Reproduce verbatim the line containing "Give me the" and every line that follows it through the end of the entries below, omitting all pictures.
* * * * * * *
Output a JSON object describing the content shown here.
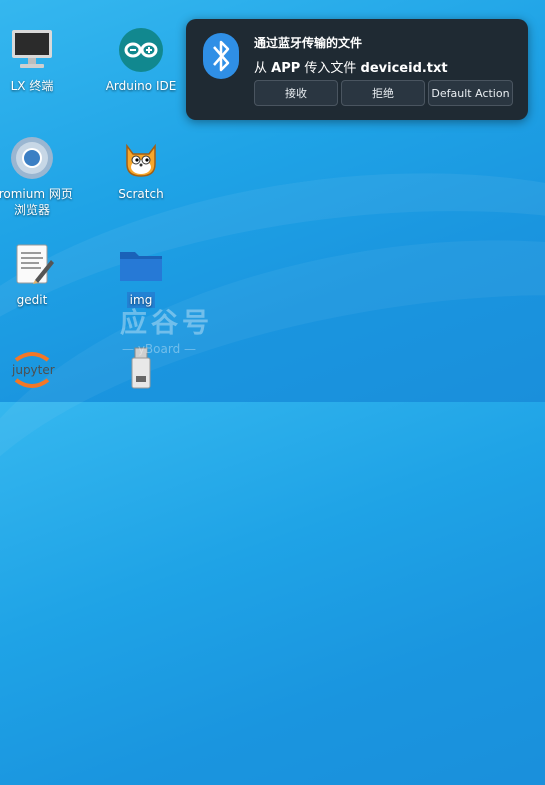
{
  "desktop": {
    "icons": [
      {
        "name": "lx-terminal",
        "label": "LX 终端"
      },
      {
        "name": "arduino-ide",
        "label": "Arduino IDE"
      },
      {
        "name": "chromium",
        "label_line1": "hromium 网页",
        "label_line2": "浏览器"
      },
      {
        "name": "scratch",
        "label": "Scratch"
      },
      {
        "name": "gedit",
        "label": "gedit"
      },
      {
        "name": "img-folder",
        "label": "img"
      },
      {
        "name": "jupyter",
        "label": "jupyter"
      }
    ]
  },
  "notification": {
    "title": "通过蓝牙传输的文件",
    "body_prefix": "从 ",
    "body_app": "APP",
    "body_middle": " 传入文件 ",
    "body_file": "deviceid.txt",
    "buttons": [
      "接收",
      "拒绝",
      "Default Action"
    ],
    "icon": "bluetooth-icon"
  },
  "watermark": {
    "text": "应谷号",
    "sub": "— yBoard —"
  },
  "colors": {
    "accent": "#2f8fe6",
    "notification_bg": "#1f2a33"
  }
}
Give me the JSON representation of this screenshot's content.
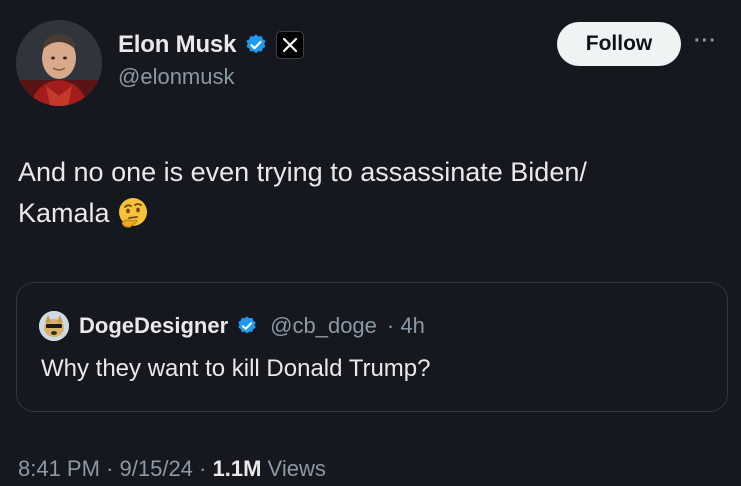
{
  "author": {
    "name": "Elon Musk",
    "handle": "@elonmusk",
    "badge_icon": "verified-badge-icon",
    "affiliate_icon": "x-logo-icon"
  },
  "actions": {
    "follow_label": "Follow",
    "more_label": "···"
  },
  "tweet": {
    "line1": "And no one is even trying to assassinate Biden/",
    "line2": "Kamala",
    "emoji": "thinking-face-icon"
  },
  "quote": {
    "name": "DogeDesigner",
    "handle": "@cb_doge",
    "time": "· 4h",
    "text": "Why they want to kill Donald Trump?"
  },
  "meta": {
    "time": "8:41 PM",
    "sep1": "·",
    "date": "9/15/24",
    "sep2": "·",
    "views_count": "1.1M",
    "views_label": "Views"
  },
  "colors": {
    "background": "#15181f",
    "verified_blue": "#1d9bf0",
    "secondary_text": "#8b98a5"
  }
}
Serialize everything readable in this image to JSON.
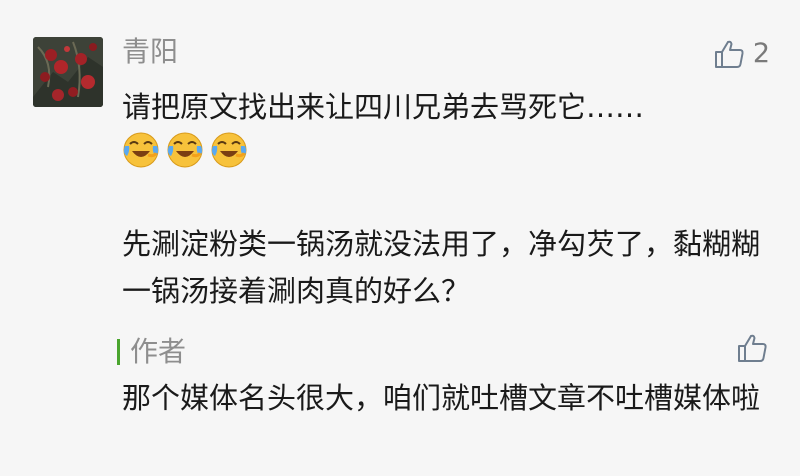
{
  "comment": {
    "nickname": "青阳",
    "like_count": "2",
    "line1": "请把原文找出来让四川兄弟去骂死它……",
    "emoji_count": 3,
    "line2": "先涮淀粉类一锅汤就没法用了，净勾芡了，黏糊糊一锅汤接着涮肉真的好么？"
  },
  "author_reply": {
    "label": "作者",
    "text": "那个媒体名头很大，咱们就吐槽文章不吐槽媒体啦"
  },
  "colors": {
    "background": "#f6f6f6",
    "nickname": "#8e8e8e",
    "text": "#1a1a1a",
    "author_accent": "#4aa52e"
  },
  "icons": {
    "like": "thumbs-up-icon",
    "emoji": "crying-laughing-face"
  }
}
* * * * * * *
SOLVED PROBLEM
Give me the JSON representation of this screenshot's content.
{
  "author": {
    "name": "Elon Musk",
    "handle": "@elonmusk",
    "badge_icon": "verified-badge-icon",
    "affiliate_icon": "x-logo-icon"
  },
  "actions": {
    "follow_label": "Follow",
    "more_label": "···"
  },
  "tweet": {
    "line1": "And no one is even trying to assassinate Biden/",
    "line2": "Kamala",
    "emoji": "thinking-face-icon"
  },
  "quote": {
    "name": "DogeDesigner",
    "handle": "@cb_doge",
    "time": "· 4h",
    "text": "Why they want to kill Donald Trump?"
  },
  "meta": {
    "time": "8:41 PM",
    "sep1": "·",
    "date": "9/15/24",
    "sep2": "·",
    "views_count": "1.1M",
    "views_label": "Views"
  },
  "colors": {
    "background": "#15181f",
    "verified_blue": "#1d9bf0",
    "secondary_text": "#8b98a5"
  }
}
Serialize everything readable in this image to JSON.
{
  "comment": {
    "nickname": "青阳",
    "like_count": "2",
    "line1": "请把原文找出来让四川兄弟去骂死它……",
    "emoji_count": 3,
    "line2": "先涮淀粉类一锅汤就没法用了，净勾芡了，黏糊糊一锅汤接着涮肉真的好么？"
  },
  "author_reply": {
    "label": "作者",
    "text": "那个媒体名头很大，咱们就吐槽文章不吐槽媒体啦"
  },
  "colors": {
    "background": "#f6f6f6",
    "nickname": "#8e8e8e",
    "text": "#1a1a1a",
    "author_accent": "#4aa52e"
  },
  "icons": {
    "like": "thumbs-up-icon",
    "emoji": "crying-laughing-face"
  }
}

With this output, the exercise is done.